Problem description:
Every line of the data below should be printed exactly.

Records to process:
──────

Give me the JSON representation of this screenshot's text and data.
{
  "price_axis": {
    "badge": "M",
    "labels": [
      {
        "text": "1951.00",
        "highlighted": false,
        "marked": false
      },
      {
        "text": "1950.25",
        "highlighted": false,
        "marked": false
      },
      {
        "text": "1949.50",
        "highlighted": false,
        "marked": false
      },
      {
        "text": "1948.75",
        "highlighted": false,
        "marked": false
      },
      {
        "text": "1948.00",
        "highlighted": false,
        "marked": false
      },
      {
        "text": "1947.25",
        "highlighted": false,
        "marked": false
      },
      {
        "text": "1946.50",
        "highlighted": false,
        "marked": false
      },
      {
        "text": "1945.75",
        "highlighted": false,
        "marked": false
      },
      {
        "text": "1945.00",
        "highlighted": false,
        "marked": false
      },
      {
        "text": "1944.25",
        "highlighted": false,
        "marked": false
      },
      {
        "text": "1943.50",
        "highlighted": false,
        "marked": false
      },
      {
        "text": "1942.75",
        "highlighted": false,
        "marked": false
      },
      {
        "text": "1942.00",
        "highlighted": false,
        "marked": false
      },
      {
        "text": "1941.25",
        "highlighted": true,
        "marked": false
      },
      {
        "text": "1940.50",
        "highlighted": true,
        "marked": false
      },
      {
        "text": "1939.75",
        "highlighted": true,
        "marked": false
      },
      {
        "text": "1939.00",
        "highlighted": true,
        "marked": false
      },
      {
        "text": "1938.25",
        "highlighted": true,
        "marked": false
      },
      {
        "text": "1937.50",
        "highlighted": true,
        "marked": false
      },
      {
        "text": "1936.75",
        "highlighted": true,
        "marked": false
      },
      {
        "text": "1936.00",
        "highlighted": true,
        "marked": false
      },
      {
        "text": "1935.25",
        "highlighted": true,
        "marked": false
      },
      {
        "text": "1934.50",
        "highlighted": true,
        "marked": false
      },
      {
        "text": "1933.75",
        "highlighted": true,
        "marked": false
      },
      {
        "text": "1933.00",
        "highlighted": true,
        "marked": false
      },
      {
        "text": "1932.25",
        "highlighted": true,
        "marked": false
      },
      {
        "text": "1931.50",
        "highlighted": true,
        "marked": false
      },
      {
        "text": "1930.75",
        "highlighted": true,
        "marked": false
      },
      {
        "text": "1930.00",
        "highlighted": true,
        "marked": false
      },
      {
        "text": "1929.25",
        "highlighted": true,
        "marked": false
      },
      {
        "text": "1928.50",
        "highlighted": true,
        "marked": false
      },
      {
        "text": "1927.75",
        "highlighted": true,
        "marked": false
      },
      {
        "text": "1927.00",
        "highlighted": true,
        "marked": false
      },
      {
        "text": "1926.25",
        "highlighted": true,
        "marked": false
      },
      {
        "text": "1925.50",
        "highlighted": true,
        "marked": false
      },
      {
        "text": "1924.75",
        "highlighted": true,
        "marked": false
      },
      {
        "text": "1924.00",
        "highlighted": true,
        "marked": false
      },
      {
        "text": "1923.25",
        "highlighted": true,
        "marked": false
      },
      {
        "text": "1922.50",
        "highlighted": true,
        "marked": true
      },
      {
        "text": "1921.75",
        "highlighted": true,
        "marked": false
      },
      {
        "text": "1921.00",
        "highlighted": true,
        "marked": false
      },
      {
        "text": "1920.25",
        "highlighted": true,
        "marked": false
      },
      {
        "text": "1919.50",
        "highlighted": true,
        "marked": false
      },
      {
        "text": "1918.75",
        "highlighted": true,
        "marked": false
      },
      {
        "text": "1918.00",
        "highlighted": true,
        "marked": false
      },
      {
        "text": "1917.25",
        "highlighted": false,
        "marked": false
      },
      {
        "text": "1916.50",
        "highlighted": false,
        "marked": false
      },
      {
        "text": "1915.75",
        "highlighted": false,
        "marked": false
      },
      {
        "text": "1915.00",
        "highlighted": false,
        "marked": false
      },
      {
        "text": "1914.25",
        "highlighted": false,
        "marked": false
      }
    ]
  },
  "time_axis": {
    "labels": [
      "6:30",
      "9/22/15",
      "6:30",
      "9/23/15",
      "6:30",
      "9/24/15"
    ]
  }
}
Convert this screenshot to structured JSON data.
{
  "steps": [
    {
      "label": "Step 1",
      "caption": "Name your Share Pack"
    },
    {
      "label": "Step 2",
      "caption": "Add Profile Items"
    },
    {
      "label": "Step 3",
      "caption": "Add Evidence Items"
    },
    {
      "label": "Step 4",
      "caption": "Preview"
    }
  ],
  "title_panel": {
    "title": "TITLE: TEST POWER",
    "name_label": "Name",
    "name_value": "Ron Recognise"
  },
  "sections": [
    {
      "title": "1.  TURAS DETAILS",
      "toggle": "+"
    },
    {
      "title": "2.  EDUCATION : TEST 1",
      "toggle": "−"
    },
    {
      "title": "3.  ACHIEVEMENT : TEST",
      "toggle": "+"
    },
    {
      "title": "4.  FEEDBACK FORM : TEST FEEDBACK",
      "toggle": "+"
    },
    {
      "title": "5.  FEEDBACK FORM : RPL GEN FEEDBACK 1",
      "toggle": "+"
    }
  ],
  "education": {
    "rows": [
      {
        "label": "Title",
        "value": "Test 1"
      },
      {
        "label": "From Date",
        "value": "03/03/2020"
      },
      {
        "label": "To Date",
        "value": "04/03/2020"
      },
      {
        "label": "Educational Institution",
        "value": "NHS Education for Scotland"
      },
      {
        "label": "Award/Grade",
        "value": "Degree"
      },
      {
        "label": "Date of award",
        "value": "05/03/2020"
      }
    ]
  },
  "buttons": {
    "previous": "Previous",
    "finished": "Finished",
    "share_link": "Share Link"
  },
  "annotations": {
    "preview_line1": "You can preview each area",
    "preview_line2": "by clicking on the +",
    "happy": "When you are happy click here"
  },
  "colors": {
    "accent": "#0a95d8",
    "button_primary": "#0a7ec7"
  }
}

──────

Response to this task:
Give me the JSON representation of this screenshot's text and data.
{
  "price_axis": {
    "badge": "M",
    "labels": [
      {
        "text": "1951.00",
        "highlighted": false,
        "marked": false
      },
      {
        "text": "1950.25",
        "highlighted": false,
        "marked": false
      },
      {
        "text": "1949.50",
        "highlighted": false,
        "marked": false
      },
      {
        "text": "1948.75",
        "highlighted": false,
        "marked": false
      },
      {
        "text": "1948.00",
        "highlighted": false,
        "marked": false
      },
      {
        "text": "1947.25",
        "highlighted": false,
        "marked": false
      },
      {
        "text": "1946.50",
        "highlighted": false,
        "marked": false
      },
      {
        "text": "1945.75",
        "highlighted": false,
        "marked": false
      },
      {
        "text": "1945.00",
        "highlighted": false,
        "marked": false
      },
      {
        "text": "1944.25",
        "highlighted": false,
        "marked": false
      },
      {
        "text": "1943.50",
        "highlighted": false,
        "marked": false
      },
      {
        "text": "1942.75",
        "highlighted": false,
        "marked": false
      },
      {
        "text": "1942.00",
        "highlighted": false,
        "marked": false
      },
      {
        "text": "1941.25",
        "highlighted": true,
        "marked": false
      },
      {
        "text": "1940.50",
        "highlighted": true,
        "marked": false
      },
      {
        "text": "1939.75",
        "highlighted": true,
        "marked": false
      },
      {
        "text": "1939.00",
        "highlighted": true,
        "marked": false
      },
      {
        "text": "1938.25",
        "highlighted": true,
        "marked": false
      },
      {
        "text": "1937.50",
        "highlighted": true,
        "marked": false
      },
      {
        "text": "1936.75",
        "highlighted": true,
        "marked": false
      },
      {
        "text": "1936.00",
        "highlighted": true,
        "marked": false
      },
      {
        "text": "1935.25",
        "highlighted": true,
        "marked": false
      },
      {
        "text": "1934.50",
        "highlighted": true,
        "marked": false
      },
      {
        "text": "1933.75",
        "highlighted": true,
        "marked": false
      },
      {
        "text": "1933.00",
        "highlighted": true,
        "marked": false
      },
      {
        "text": "1932.25",
        "highlighted": true,
        "marked": false
      },
      {
        "text": "1931.50",
        "highlighted": true,
        "marked": false
      },
      {
        "text": "1930.75",
        "highlighted": true,
        "marked": false
      },
      {
        "text": "1930.00",
        "highlighted": true,
        "marked": false
      },
      {
        "text": "1929.25",
        "highlighted": true,
        "marked": false
      },
      {
        "text": "1928.50",
        "highlighted": true,
        "marked": false
      },
      {
        "text": "1927.75",
        "highlighted": true,
        "marked": false
      },
      {
        "text": "1927.00",
        "highlighted": true,
        "marked": false
      },
      {
        "text": "1926.25",
        "highlighted": true,
        "marked": false
      },
      {
        "text": "1925.50",
        "highlighted": true,
        "marked": false
      },
      {
        "text": "1924.75",
        "highlighted": true,
        "marked": false
      },
      {
        "text": "1924.00",
        "highlighted": true,
        "marked": false
      },
      {
        "text": "1923.25",
        "highlighted": true,
        "marked": false
      },
      {
        "text": "1922.50",
        "highlighted": true,
        "marked": true
      },
      {
        "text": "1921.75",
        "highlighted": true,
        "marked": false
      },
      {
        "text": "1921.00",
        "highlighted": true,
        "marked": false
      },
      {
        "text": "1920.25",
        "highlighted": true,
        "marked": false
      },
      {
        "text": "1919.50",
        "highlighted": true,
        "marked": false
      },
      {
        "text": "1918.75",
        "highlighted": true,
        "marked": false
      },
      {
        "text": "1918.00",
        "highlighted": true,
        "marked": false
      },
      {
        "text": "1917.25",
        "highlighted": false,
        "marked": false
      },
      {
        "text": "1916.50",
        "highlighted": false,
        "marked": false
      },
      {
        "text": "1915.75",
        "highlighted": false,
        "marked": false
      },
      {
        "text": "1915.00",
        "highlighted": false,
        "marked": false
      },
      {
        "text": "1914.25",
        "highlighted": false,
        "marked": false
      }
    ]
  },
  "time_axis": {
    "labels": [
      "6:30",
      "9/22/15",
      "6:30",
      "9/23/15",
      "6:30",
      "9/24/15"
    ]
  }
}
Convert this screenshot to structured JSON data.
{
  "steps": [
    {
      "label": "Step 1",
      "caption": "Name your Share Pack"
    },
    {
      "label": "Step 2",
      "caption": "Add Profile Items"
    },
    {
      "label": "Step 3",
      "caption": "Add Evidence Items"
    },
    {
      "label": "Step 4",
      "caption": "Preview"
    }
  ],
  "title_panel": {
    "title": "TITLE: TEST POWER",
    "name_label": "Name",
    "name_value": "Ron Recognise"
  },
  "sections": [
    {
      "title": "1.  TURAS DETAILS",
      "toggle": "+"
    },
    {
      "title": "2.  EDUCATION : TEST 1",
      "toggle": "−"
    },
    {
      "title": "3.  ACHIEVEMENT : TEST",
      "toggle": "+"
    },
    {
      "title": "4.  FEEDBACK FORM : TEST FEEDBACK",
      "toggle": "+"
    },
    {
      "title": "5.  FEEDBACK FORM : RPL GEN FEEDBACK 1",
      "toggle": "+"
    }
  ],
  "education": {
    "rows": [
      {
        "label": "Title",
        "value": "Test 1"
      },
      {
        "label": "From Date",
        "value": "03/03/2020"
      },
      {
        "label": "To Date",
        "value": "04/03/2020"
      },
      {
        "label": "Educational Institution",
        "value": "NHS Education for Scotland"
      },
      {
        "label": "Award/Grade",
        "value": "Degree"
      },
      {
        "label": "Date of award",
        "value": "05/03/2020"
      }
    ]
  },
  "buttons": {
    "previous": "Previous",
    "finished": "Finished",
    "share_link": "Share Link"
  },
  "annotations": {
    "preview_line1": "You can preview each area",
    "preview_line2": "by clicking on the +",
    "happy": "When you are happy click here"
  },
  "colors": {
    "accent": "#0a95d8",
    "button_primary": "#0a7ec7"
  }
}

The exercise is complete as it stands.